The Toronto brothers, Matthew and Aaron, shot the movie entirely on the GoPro Hero 4, with the intent to mimic the look of Apple's FaceTime chat service.

Why GoPro?

Director, Matthew Toronto, told us he decided against using a cinema camera as the image would look too polished, defeating the realism of it coming from a webcam. Toronto landed on using a GoPro, as he believed it had the most organic look for what he was going for. It was also much more affordable than a cinema camera.

But Toronto tested out other cameras too, including the iPhone, to compare image quality. While the iPhone produced a clean image, the GoPro was the winner as it felt the most natural to Toronto. He also praised the ability to control manual settings, colour profiles, and connectivity. The weight and form factor were also a reason for the decision, as the weight affected the movement when the actors held it. 


Director of Photography, Kristoffer Carrillo, made camera rigs using foam core and velcro, which allowed him to get the camera in the right position and mount accessories. The setups could be changed to mimic a laptop’s webcam, phone’s selfie camera, or “pocket cam”. Carrillo also lit each scene 360 degrees, so little to no lighting adjustments had to be made throughout each scene. 

Actors Daniela Bobadilla and Daniel Amerman talked to each other over a real FaceTime connection in different rooms, while the GoPros got the shot. The filmmakers watched the performances through live video feeds and rigged microphones. 

Benefits and challenges

Shooting an entire film on a GoPro sounds rather unconventional, and with that, the filmmakers faced various benefits and challenges.

Starting with benefits, Toronto praised the usability of the GoPro Hero 4. He mentioned the form factor, as well as intuitive controls, helped the team shoot the movie quickly. In fact, the entire shoot only took 9 days. To put this into perspective, most Hollywood movies take 45-60 days to shoot. Toronto says the fast turnaround was largely due to the simplicity of the camera setup. This was another reason why Toronto wanted to avoid a cinema camera like Red or Arri, which often require more crew and accessories to fully operate.

The small size of the GoPro was an important aspect to production. It allowed the actors to also act as the camera operators, while interacting with their laptop/phone. Toronto expressed admiration for the way the GoPro looked when moved around by the characters, explaining how the physical size made for organic motion in the footage. 

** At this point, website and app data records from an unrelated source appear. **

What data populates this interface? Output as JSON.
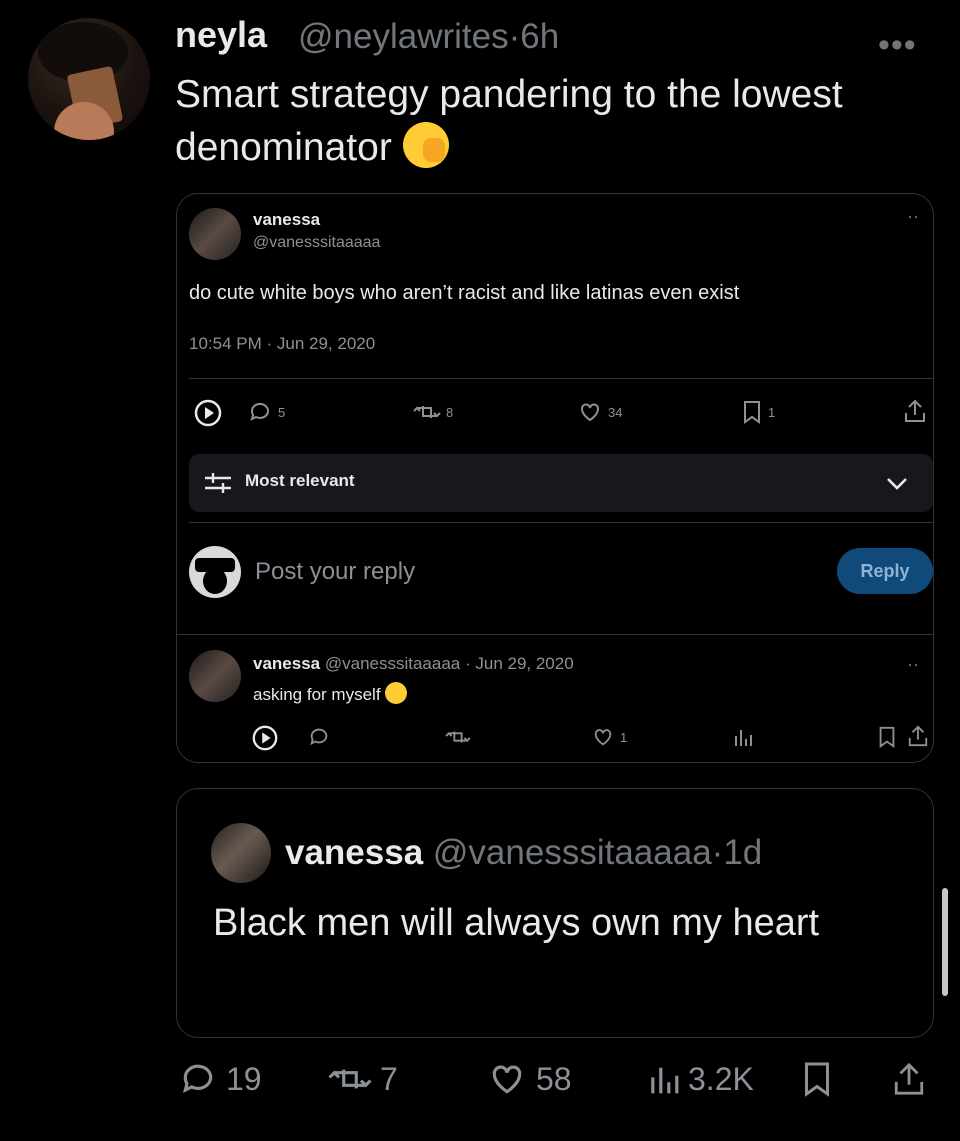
{
  "tweet": {
    "author_name": "neyla",
    "author_handle": "@neylawrites",
    "separator": "·",
    "age": "6h",
    "text": "Smart strategy pandering to the lowest denominator",
    "emoji_icon": "face-with-hand-over-mouth-icon"
  },
  "screenshot": {
    "author_name": "vanessa",
    "author_handle": "@vanesssitaaaaa",
    "text": "do cute white boys who aren’t racist and like latinas even exist",
    "timestamp": "10:54 PM · Jun 29, 2020",
    "stats": {
      "replies": "5",
      "reposts": "8",
      "likes": "34",
      "bookmarks": "1"
    },
    "sort_label": "Most relevant",
    "reply_placeholder": "Post your reply",
    "reply_button": "Reply",
    "reply": {
      "author_name": "vanessa",
      "meta": "@vanesssitaaaaa · Jun 29, 2020",
      "text": "asking for myself",
      "likes": "1"
    }
  },
  "quote": {
    "author_name": "vanessa",
    "author_handle": "@vanesssitaaaaa",
    "separator": "·",
    "age": "1d",
    "text": "Black men will always own my heart"
  },
  "actions": {
    "replies": "19",
    "reposts": "7",
    "likes": "58",
    "views": "3.2K"
  }
}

Toronto faced some challenges when using this unconventional setup, and had to find ways around them. The filmmakers heavily relied on Wi-Fi for connectivity between the two actors. There’s nothing worse than the internet dropping when you’re doing something important, but that’s exactly what happened to Face 2 Face filmmakers. They would lose connection mid-scene, which would throw everything out of sync, or just freeze altogether. 

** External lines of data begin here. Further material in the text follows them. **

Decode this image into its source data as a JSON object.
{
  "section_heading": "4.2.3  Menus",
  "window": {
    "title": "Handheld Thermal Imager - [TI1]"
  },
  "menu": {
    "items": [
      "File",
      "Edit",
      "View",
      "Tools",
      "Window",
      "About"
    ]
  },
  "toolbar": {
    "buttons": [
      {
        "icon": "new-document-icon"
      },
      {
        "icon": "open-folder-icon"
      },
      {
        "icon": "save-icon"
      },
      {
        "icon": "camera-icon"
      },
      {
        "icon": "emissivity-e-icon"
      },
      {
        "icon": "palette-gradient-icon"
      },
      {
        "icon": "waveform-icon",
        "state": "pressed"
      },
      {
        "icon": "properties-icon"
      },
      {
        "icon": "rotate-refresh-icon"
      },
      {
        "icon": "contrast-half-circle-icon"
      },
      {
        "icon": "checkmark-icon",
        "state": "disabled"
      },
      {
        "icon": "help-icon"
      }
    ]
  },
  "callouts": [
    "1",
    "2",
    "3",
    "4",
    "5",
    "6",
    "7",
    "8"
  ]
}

Interestingly, Toronto decided to use the flaws of modern video calling to his advantage. Editor, Justine Gendron, occasionally added in freeze frames, making it seem like the connection was lagging. Gendron even used this technique to cover up abrupt cuts in the edit.

The GoPro Hero 4 has a fixed lens, so swapping out a cinema quality lens wasn’t an option for the filmmakers. The aperture was also fixed, meaning less flexibility in controlling exposure. 

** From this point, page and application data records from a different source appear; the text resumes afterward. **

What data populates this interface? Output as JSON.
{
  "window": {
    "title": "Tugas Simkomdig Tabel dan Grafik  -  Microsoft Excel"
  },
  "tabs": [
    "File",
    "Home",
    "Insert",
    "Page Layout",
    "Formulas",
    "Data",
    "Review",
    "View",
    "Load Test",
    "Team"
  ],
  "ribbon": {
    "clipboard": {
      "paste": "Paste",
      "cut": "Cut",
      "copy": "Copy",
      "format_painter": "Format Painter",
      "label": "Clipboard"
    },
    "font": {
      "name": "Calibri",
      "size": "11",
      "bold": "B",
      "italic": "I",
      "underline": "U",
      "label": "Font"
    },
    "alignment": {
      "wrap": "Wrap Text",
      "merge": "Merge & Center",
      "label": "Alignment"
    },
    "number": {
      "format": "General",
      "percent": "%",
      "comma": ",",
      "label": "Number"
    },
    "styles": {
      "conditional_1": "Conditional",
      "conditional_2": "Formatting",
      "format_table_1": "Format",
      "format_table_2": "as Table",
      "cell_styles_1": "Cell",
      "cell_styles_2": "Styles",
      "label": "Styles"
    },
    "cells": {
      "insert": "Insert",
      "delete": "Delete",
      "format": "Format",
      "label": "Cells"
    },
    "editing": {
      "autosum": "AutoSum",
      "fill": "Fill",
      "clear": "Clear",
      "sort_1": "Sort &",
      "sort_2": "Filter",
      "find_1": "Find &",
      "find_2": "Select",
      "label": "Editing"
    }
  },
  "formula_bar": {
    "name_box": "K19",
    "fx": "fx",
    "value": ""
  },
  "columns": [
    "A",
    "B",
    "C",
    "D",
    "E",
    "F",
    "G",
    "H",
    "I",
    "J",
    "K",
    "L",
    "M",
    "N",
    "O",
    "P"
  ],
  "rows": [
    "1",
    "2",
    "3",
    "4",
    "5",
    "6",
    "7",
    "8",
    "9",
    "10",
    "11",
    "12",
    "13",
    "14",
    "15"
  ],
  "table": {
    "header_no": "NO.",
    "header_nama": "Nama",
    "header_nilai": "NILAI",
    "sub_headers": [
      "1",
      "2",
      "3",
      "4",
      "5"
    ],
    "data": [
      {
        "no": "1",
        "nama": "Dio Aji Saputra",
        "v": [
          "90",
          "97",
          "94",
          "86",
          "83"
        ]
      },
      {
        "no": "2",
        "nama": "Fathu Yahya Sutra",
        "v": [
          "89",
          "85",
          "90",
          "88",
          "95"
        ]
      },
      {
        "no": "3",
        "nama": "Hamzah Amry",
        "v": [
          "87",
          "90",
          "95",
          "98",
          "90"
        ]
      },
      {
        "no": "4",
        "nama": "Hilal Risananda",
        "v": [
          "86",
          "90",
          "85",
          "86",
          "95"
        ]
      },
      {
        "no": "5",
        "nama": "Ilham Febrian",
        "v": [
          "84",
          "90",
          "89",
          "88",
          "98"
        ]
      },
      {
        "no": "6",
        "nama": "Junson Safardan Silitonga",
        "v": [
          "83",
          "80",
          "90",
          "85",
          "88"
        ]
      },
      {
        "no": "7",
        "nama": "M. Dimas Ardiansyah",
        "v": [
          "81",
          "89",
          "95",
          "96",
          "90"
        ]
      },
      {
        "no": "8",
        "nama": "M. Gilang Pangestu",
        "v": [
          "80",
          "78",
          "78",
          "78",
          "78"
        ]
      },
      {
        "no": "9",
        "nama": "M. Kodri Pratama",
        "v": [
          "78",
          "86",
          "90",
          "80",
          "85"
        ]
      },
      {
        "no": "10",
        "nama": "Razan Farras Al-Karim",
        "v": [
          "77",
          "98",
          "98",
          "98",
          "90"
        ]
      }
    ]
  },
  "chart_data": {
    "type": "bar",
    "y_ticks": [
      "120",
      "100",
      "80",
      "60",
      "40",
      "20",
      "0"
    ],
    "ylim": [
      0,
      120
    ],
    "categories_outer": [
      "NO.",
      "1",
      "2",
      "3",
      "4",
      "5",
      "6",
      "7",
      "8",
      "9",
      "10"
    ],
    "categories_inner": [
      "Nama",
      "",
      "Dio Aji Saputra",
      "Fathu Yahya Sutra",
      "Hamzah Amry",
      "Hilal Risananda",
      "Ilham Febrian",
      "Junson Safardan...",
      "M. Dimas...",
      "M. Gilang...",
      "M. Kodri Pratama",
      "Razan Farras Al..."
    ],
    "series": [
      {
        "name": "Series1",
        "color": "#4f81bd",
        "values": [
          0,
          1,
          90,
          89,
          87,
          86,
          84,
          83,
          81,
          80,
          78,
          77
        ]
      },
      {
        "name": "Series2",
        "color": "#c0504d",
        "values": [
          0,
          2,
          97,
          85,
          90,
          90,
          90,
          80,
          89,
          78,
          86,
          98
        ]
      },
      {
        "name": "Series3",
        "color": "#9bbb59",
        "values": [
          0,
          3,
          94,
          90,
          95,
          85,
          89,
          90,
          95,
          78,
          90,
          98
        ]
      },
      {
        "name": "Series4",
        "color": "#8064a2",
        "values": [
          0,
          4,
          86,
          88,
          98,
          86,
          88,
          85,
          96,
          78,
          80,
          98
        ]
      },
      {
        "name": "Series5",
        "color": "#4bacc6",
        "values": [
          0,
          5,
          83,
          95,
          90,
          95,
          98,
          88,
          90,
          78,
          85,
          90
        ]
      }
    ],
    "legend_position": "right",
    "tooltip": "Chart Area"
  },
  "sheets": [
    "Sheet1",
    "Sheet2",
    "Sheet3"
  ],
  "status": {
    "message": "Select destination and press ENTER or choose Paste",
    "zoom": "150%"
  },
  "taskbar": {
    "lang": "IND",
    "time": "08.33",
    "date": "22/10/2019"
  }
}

Challenging the norm

Face 2 Face isn’t the first movie to be made using consumer technology. Most notably, Tangerine, released in 2015 was shot entirely on the iPhone 5S. It ended up taking home multiple awards from film festivals.

Indie filmmakers are showing Hollywood you don’t need a high budget to tell a thought provoking story. Now with HD and even 4K cameras being so widely available at low costs, anyone is capable of sharing a story.

But what about visual quality at low costs? Toronto shared with us his experience of watching Face 2 Face on a cinema screen. He said the image held up well, despite being shot in HD on a small sensor, but only had subtle digital noise. Due to the nature of the film, Toronto believed this digital noise actually helped the feel, staying true to the webcam aesthetic. 

We asked how this type of technology affects the working practise for filmmakers. According to Toronto, the actors warmed to the movie’s shooting style, despite the unconventional nature. They were already frequent users of social media, so using it was second nature to them. 

Filmmakers are continuing to push the boundaries of cinema with modern technology. Toronto told us he is interested in shooting in this style again and we look forward to seeing what comes next.

Face 2 Face is currently available on Netflix and you can check out the trailer below.

Tom Anderson is the director of Photography. He is also an experienced director, cinematographer, and video producer currently working as a freelancer.